Section 106 of the National Historic Preservation Act requires federal agencies, and recipients of federal funding, to consider the effects of their projects on properties eligible for listing on the National Register of Historic Places (NRHP).
The National Register of Historic Places is the nation’s listing of buildings, structures, sites, objects and districts significant in American history, prehistory, architecture, engineering or culture that are associated with broad patterns in American history, associated with significant individuals, have architectural or engineering significance, or that have the potential to yield significant information about our past. These resources must also possess integrity of location, design, materials, workmanship, setting, feeling and association.
Shannon County has sixteen properties listed on the NRHP. Please visit https://mostateparks.com/page/84951/shannon-county-national-register-listings for more information on these properties.
Section 106 is a Four Step Process:
Step 1 – Initiate the Process

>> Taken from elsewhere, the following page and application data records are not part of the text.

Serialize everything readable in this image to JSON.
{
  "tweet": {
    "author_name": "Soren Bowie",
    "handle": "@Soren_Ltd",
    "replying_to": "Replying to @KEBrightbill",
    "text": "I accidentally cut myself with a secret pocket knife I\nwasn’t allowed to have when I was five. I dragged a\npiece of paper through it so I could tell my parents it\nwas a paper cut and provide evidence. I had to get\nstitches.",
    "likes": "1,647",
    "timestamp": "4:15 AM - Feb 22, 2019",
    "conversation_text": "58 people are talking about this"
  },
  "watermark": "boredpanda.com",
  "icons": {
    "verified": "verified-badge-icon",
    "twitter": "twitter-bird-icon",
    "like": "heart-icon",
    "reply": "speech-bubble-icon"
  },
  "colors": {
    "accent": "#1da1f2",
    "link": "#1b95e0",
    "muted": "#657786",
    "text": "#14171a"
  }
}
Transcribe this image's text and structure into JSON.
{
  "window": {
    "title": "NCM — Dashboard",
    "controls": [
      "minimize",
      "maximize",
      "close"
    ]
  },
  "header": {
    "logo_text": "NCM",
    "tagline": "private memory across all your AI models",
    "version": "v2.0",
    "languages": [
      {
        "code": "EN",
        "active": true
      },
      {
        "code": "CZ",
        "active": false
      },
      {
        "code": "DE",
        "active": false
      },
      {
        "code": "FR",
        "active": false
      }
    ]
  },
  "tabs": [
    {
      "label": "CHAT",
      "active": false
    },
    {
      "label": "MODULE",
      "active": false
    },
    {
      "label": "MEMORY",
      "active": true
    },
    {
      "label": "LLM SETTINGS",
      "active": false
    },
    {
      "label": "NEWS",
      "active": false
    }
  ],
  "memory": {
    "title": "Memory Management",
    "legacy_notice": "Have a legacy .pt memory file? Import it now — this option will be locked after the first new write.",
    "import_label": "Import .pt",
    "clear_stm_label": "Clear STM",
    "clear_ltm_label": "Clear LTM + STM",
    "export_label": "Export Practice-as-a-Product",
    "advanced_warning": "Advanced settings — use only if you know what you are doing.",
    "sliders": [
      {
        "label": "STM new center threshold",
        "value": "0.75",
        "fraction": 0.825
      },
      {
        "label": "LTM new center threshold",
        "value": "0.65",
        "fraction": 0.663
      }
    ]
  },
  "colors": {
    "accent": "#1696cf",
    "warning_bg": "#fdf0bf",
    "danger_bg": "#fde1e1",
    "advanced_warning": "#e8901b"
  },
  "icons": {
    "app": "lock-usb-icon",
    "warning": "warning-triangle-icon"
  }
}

The Federal Highway Administration and MoDOT, as co-lead agencies, initiate the Section 106 process with the beginning of the NEPA process.
Step 2 – Identify the Area of Potential Effects (APE)
The area of potential effects is the area or areas where a project could have an adverse effect on properties eligible for listing on the NRHP. These effects could be immediate and direct (destruction of the resource) or immediate and indirect (visual or atmospheric changes), or further removed in time (building an interchange for a planned development).
For the Route 19 Environmental Study, the APE for the built environment (buildings, bridges, landscape) will be the footprint of all the alternatives under consideration, and the viewshed within the Three Bridges Historic District. For the archaeological survey the APE will be the footprint of the preferred alternative (once selected) including right-of-way and temporary and permanent easements.
Step 3 – Identification of Historic Properties
A reasonable and good faith effort must be made to identify properties eligible for the NRHP. This effort includes background research on properties already identified and conducting new surveys within the APE. Both the Current River Bridge and the Spring Valley Bridge have previously been determined eligible for listing on the NRHP. The Three Bridges Historic District has previously been determined eligible for listing on the NRHP.
Field surveys are done to identify properties eligible for listing on the NRHP. Field surveys will identify built environment resources constructed more than forty (40) years ago within the APE. All resources identified will be evaluated against the NRHP criteria, in consultation with the State Historic Preservation Office and consulting parties.
Step 4 – Evaluate Effects on Historic Properties
Apply the Criteria of Adverse Effects to Historic Properties to determine what effect the project will have. Example of adverse effects are destruction of all or part of a historic property, alteration of a property so that it loses character defining features, removal of a property from its historic location, changes in character or use of a property, introduction of new elements, neglect of a historic property and transfer out of federal control without provisions to protect character defining features.
FHWA and MoDOT will apply the criteria of adverse effect to historic properties in consultation with the SHPO and consulting parties.
Consultation is a key part of the Section 106 process. The regulations implementing Section 106 define consultation as “the process of seeking, discussing and considering the views of other participants, and, where feasible, seeking agreement with them regarding matters arising in the section 106 process.”
Consulting parties include the State Historic Preservation Office (SHPO), the Advisory Council on Historic Preservation (if they choose to participate), Tribes with a historical interest in the project area, local governments with jurisdiction over the area and applicants for federal assistance. Other consulting parties can include those with a demonstrated interest in the project due to their legal or economic relation to the projects affects on historic properties or those who are concerned wit the projects effects on historic properties.
FHWA and MoDOT have notified Tribes with an interest in Shannon County of the project and invited them to participate in consultation about the project.
FHWA and MoDOT have invited parties who participated in consultation for the replacement of the Sinking Creek Bridge to participate in consultation for this project. These parties include:
- National Park Service/Ozark National Scenic Riverways
- U. S. Army Corps of Engineers/Little Rock District
- Shannon County
- Shannon County Historical Society
- Friends of the Current River
- Historic Bridge Foundation
- Missouri State Parks
- Missouri Preservation
Other parties who wish to participate in Section 106 Consultation should contact the MoDOT Historic Preservation Manager at Michael.Meinkoth@modot.mo.gov.
Consulting parties will help determine the eligibility of the built environment resources and project effects. Any mitigation measures, beyond those already identified in the Route 19 Programmatic Agreement, will also be discussed during consultation.
Please visit https://www.modot.org/historic-preservation for more information.
LINKS TO RELATED INFORMATION: